Dashi is the mother of Japanese dishes. This is the basic awase dashi (dashi made of two ingredients – kombu and katsuobushi), and besides knowing how to make it right, using the high quality ingredients is extremely important to make good dashi. Here’s my basic dashi making process. It’s very simple and straightforward, and the result is always superb. If you let the kombu sun-bathe (just leave it in a basket under the direct sunlight) for about 30 minutes before soaking in water, it would help increasing the vitamin D and umami levels of the dashi.
EquipmentClassic-style Donabe (2.5-qt/ 2.5-liter capacity or larger)
YeildAbout 1.8-qt (1,800 ml)
- 2 quarts (2 liters) cold water (soft water is preferred)
- 2/3 oz (20 g) kombu (dry kelp)
- 2/3 oz to 1 oz (20 g to 30 g) shaved katsuobushi (also called hana-katsuo; smoked and dried bonito flakes)
- Combine the kombu and the water in the donabe and let the kombu soak for at least 20 minutes (if you have time, 2 – 3 hours or up to overnight of soaking is even better – in this case, use a separate bowl for soaking and transfer the contents to donabe when they are ready). *Suggestion -cut some slits in the kombu with scissors once it’s soft, so the kombu will release more flavors.

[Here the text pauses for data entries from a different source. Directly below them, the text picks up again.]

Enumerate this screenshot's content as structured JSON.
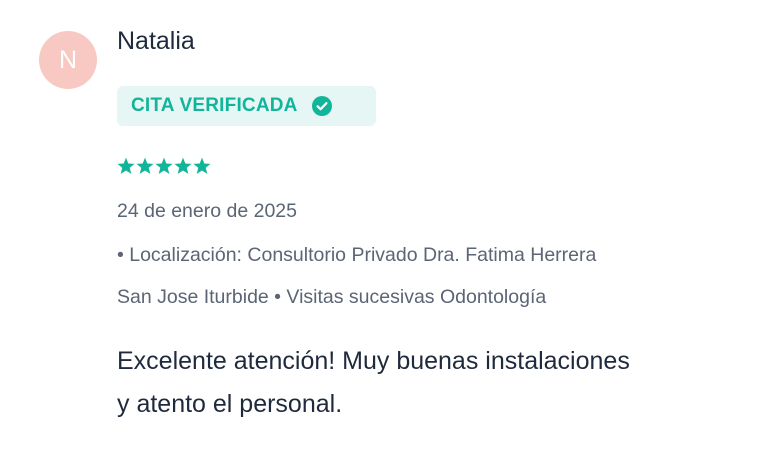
{
  "reviewer": {
    "initial": "N",
    "name": "Natalia"
  },
  "badge": {
    "label": "CITA VERIFICADA",
    "icon": "check-circle-icon"
  },
  "rating": {
    "stars": 5,
    "max": 5
  },
  "review": {
    "date": "24 de enero de 2025",
    "location_line": "• Localización: Consultorio Privado Dra. Fatima Herrera",
    "meta_line2": "San Jose Iturbide • Visitas sucesivas Odontología",
    "text_line1": "Excelente atención! Muy buenas instalaciones",
    "text_line2": "y atento el personal."
  },
  "colors": {
    "accent": "#10b59a",
    "badge_bg": "#e6f6f4",
    "avatar_bg": "#f7c9c2",
    "text_primary": "#1f2a3d",
    "text_secondary": "#5b6575"
  }
}
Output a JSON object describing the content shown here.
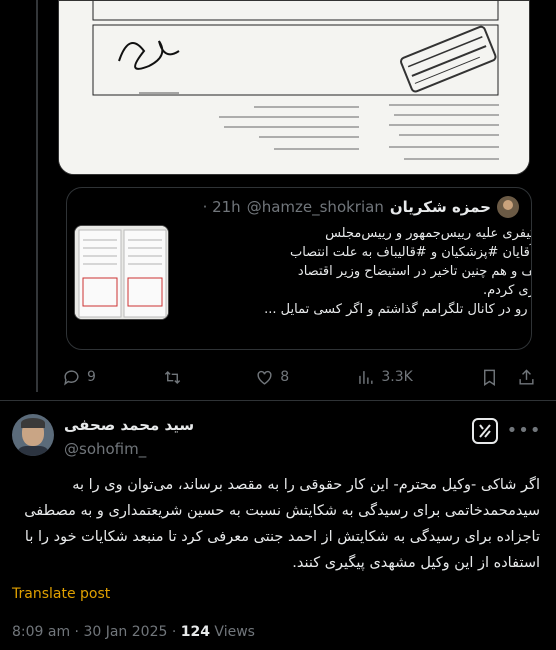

- Set the donabe over medium-low heat and slowly bring to a low simmer (about 25 – 30 minutes). Remove the kombu.
- Turn up the heat and bring to a high simmer, and immediately turn off the heat. Add the katsuobushi all at once.
- Wait until the katsuobushi settles in the bottom of donabe (about 2 minutes).
- Strain through a fine-mesh strainer into a bowl.
Kabu Miso Soup (recipe in Naoko’s DONABE Cookbook) made with the fresh dashi tastes so special.